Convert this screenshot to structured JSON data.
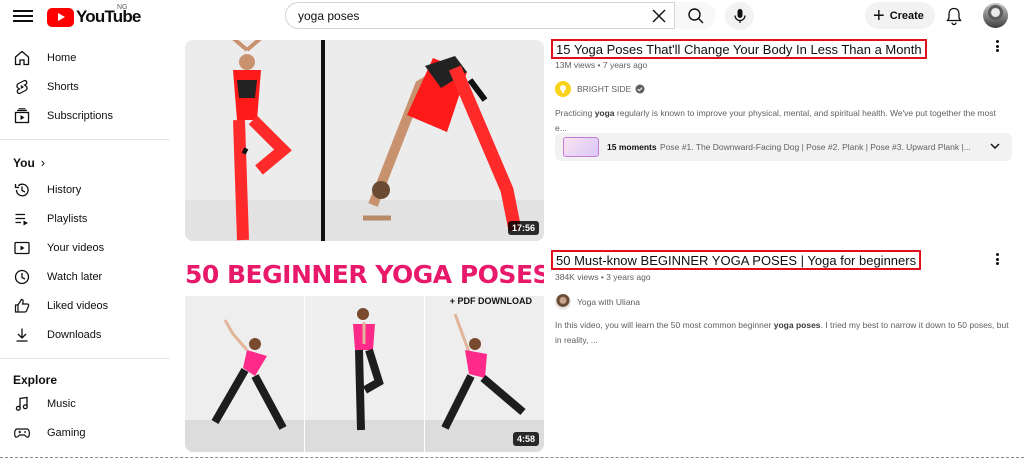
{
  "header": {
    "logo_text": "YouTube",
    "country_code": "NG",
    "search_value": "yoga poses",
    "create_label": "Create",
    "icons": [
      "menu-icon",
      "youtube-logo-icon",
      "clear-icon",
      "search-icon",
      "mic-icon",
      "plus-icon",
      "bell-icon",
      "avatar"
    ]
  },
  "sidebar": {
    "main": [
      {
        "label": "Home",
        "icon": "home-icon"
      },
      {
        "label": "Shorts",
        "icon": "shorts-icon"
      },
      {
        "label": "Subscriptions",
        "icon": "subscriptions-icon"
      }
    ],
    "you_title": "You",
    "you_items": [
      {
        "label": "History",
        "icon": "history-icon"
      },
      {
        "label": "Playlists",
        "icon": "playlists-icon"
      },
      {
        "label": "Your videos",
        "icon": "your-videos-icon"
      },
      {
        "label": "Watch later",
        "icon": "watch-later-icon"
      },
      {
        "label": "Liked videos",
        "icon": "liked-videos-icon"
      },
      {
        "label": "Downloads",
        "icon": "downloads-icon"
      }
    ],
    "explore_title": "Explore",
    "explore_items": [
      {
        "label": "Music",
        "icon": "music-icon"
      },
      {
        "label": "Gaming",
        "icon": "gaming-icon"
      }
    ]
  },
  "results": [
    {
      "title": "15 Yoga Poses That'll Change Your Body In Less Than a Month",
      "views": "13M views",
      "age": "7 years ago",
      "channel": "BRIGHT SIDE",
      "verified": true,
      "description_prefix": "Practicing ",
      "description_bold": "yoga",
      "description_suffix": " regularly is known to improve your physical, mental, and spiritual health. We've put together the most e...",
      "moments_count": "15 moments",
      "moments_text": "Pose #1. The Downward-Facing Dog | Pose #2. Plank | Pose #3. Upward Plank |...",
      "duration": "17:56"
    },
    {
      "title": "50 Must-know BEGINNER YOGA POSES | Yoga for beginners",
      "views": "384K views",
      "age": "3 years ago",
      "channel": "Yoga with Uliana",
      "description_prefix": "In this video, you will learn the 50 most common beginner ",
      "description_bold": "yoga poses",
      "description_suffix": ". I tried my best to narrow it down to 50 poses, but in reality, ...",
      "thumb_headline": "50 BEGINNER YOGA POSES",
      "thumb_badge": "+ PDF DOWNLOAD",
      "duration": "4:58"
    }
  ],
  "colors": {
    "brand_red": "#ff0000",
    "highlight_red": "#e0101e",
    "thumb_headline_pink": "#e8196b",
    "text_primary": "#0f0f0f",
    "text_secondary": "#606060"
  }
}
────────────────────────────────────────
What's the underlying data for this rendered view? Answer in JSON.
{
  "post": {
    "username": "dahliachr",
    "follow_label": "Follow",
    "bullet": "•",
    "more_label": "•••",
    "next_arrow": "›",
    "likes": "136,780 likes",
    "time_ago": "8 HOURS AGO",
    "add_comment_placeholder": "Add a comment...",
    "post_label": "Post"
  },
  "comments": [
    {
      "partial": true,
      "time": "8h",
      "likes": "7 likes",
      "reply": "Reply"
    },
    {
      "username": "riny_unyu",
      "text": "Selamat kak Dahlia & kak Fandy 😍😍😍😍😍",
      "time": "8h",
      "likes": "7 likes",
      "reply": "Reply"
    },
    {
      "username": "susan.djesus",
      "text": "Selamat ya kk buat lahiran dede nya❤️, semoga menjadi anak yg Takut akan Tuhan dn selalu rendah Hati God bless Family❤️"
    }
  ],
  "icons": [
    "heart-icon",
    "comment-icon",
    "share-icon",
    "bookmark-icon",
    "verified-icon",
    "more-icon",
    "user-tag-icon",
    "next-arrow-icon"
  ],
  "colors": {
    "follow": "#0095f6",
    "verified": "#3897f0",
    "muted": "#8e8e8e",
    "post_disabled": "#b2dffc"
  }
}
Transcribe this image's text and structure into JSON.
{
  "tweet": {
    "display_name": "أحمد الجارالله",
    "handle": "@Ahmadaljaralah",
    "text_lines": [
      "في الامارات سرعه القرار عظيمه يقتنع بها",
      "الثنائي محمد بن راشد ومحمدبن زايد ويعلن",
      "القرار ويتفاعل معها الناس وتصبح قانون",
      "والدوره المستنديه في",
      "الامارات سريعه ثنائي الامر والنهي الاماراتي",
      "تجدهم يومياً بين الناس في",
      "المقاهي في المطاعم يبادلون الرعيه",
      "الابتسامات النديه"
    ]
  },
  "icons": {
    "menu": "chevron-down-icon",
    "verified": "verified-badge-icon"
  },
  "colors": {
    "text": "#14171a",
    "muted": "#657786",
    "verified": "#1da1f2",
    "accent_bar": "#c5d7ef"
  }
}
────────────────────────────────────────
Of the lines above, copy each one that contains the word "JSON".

Convert this screenshot to structured JSON data.
What's the underlying data for this rendered view? Answer in JSON.
Transcribe this image's text and structure into JSON.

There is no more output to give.